Category: discworld witches

Regular

A Magrat aesthetic, simply because I can.

Regular

“She gave a depreciating little chuckle.  And if Nanny Ogg had been listening, she would have resolved as follows: that no maddened cackle from Black Aliss of infamous memory, no evil little giggle from some crazed vampyre whose morals were worse than his spelling, no side-splitting guffaw from the most inventive torturer, was quite so unnerving as a happy little chuckle from a Granny Weatherwax about to do what’s best.”

– Terry Pratchett – Masquerade

Regular

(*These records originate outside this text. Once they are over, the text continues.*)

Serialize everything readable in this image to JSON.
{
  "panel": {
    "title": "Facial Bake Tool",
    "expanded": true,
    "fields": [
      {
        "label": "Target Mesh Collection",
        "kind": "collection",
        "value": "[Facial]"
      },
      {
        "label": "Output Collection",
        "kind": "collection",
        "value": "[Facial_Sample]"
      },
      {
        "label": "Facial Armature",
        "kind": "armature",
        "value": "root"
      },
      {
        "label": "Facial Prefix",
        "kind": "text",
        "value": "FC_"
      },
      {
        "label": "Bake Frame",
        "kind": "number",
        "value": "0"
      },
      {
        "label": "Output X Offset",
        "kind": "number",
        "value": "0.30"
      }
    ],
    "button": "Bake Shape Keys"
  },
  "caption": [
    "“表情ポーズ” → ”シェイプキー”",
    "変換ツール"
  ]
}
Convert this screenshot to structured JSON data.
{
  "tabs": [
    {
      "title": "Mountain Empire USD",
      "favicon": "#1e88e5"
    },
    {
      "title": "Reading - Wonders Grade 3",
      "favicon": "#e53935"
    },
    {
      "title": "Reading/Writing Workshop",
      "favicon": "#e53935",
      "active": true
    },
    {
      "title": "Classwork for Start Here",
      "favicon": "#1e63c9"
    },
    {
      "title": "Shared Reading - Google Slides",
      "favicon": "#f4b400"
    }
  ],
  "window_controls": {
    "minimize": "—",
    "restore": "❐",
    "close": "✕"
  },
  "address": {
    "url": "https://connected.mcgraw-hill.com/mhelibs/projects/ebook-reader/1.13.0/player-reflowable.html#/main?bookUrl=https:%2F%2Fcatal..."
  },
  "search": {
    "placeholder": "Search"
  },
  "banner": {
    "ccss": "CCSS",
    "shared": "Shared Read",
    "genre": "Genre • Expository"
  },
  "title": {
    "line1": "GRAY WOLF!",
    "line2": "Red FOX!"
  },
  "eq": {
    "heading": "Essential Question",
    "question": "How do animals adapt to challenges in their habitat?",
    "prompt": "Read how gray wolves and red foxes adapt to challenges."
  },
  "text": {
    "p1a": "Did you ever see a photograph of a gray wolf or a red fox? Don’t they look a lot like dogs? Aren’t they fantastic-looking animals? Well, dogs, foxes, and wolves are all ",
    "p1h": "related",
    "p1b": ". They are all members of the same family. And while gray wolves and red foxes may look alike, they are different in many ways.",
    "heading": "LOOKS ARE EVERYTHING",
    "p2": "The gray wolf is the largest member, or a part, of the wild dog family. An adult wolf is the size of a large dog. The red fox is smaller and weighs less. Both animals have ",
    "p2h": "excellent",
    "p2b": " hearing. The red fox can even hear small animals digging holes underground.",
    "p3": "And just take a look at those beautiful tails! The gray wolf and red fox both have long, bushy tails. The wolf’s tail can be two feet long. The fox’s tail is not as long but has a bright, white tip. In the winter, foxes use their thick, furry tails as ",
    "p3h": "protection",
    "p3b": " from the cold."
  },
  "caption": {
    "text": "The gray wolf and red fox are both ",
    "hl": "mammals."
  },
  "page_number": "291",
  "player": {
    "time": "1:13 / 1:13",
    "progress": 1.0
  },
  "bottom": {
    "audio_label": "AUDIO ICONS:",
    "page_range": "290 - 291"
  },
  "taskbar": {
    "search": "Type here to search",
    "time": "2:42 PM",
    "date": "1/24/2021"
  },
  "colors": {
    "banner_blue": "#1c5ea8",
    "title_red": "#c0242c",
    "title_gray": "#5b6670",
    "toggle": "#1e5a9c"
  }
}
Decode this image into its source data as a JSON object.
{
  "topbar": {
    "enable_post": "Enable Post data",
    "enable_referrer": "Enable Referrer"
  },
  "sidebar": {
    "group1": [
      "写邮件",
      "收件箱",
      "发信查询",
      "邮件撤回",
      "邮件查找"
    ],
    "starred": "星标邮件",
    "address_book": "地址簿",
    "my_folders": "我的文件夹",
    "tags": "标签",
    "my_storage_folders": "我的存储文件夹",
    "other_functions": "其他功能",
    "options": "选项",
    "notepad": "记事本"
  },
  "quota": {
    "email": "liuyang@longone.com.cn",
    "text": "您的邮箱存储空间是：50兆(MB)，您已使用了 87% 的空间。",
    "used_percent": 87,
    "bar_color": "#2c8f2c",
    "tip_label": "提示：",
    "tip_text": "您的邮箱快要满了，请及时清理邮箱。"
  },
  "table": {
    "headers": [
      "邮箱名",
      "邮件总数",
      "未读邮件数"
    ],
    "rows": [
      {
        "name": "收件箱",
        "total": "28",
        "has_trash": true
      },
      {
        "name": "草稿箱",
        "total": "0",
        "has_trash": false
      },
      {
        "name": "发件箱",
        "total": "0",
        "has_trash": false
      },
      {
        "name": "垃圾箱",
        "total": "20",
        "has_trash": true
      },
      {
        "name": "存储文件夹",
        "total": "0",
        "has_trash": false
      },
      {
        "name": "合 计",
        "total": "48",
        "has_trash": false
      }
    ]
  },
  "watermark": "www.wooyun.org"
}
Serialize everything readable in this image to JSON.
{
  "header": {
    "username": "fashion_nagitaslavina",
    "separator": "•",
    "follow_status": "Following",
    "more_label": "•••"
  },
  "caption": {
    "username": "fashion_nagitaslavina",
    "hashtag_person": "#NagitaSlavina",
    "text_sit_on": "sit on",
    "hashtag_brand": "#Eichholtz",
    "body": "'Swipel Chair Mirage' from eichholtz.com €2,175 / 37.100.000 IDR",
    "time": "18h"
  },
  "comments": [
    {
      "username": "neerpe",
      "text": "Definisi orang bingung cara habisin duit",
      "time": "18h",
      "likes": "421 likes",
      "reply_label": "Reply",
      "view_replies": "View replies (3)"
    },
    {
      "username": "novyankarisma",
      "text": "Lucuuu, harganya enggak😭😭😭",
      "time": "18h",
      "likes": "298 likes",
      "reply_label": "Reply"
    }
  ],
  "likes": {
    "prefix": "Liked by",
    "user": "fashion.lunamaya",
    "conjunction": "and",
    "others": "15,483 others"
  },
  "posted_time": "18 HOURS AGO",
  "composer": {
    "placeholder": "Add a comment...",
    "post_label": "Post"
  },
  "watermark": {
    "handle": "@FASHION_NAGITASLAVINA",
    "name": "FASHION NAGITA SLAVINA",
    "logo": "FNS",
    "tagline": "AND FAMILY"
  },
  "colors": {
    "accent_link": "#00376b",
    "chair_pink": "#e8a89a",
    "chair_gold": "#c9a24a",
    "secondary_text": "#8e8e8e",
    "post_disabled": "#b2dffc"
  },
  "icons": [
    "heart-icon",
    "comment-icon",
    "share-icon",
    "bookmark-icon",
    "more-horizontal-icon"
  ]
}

“Granny Weatherwax had never heard of psychiatry and would have had no truck with it even if she had.  There are some arts too black even for a witch.”

– Terry Pratchett – Masquerade

Regular

“People who would not believe a High Priest if he said the sky was blue, and was able to produce signed affidavits to this effect from his white-haired old mother and three Vestal virgins, would trust just about anything whispered darkly behind their hand by a complete stranger in a pub.”

– Terry Pratchett – Masquerade

Regular

“He was up against a mind that regarded truth as a reference point but certainly not as a shackle. Nanny Ogg could think her way through a corkscrew in a tornado without touching the sides.”

– Terry Pratchett – Madquerade

Regular

“He looked evil in an interesting kind of way, like a pirate who really understood the words "Jolly Roger.”“

– Terry Pratchett – Masquerade

Regular

“The human mind was a deep and abiding mystery and the Librarian was glad he didn’t have one any more.”

– Terry Pratchett – Masquerade

Regular

“Granny Weatherwax slept with open windows and an unlocked door, secure in the knowledge that the Ramtops’ various creatures of the night would rather eat their own ears than break in.”

– Terry Pratchett – Masquerade

Regular

“Nanny Ogg found herself embarrassed even to think about this, and this was unusual because embarrassment normally came as naturally to Nanny as altruism comes to a cat.”

– Terry Pratchett – Masquerade

Regular

“All books, everywhere, affect all other books.  This is obvious: books inspire other books written in the future, and cite books written in the past.  But the General Theory of L-Space suggests that, in that case, the contents of books as yet unwritten can be deduced from books now in existence.”

– Terry Pratchett – Lords and Ladies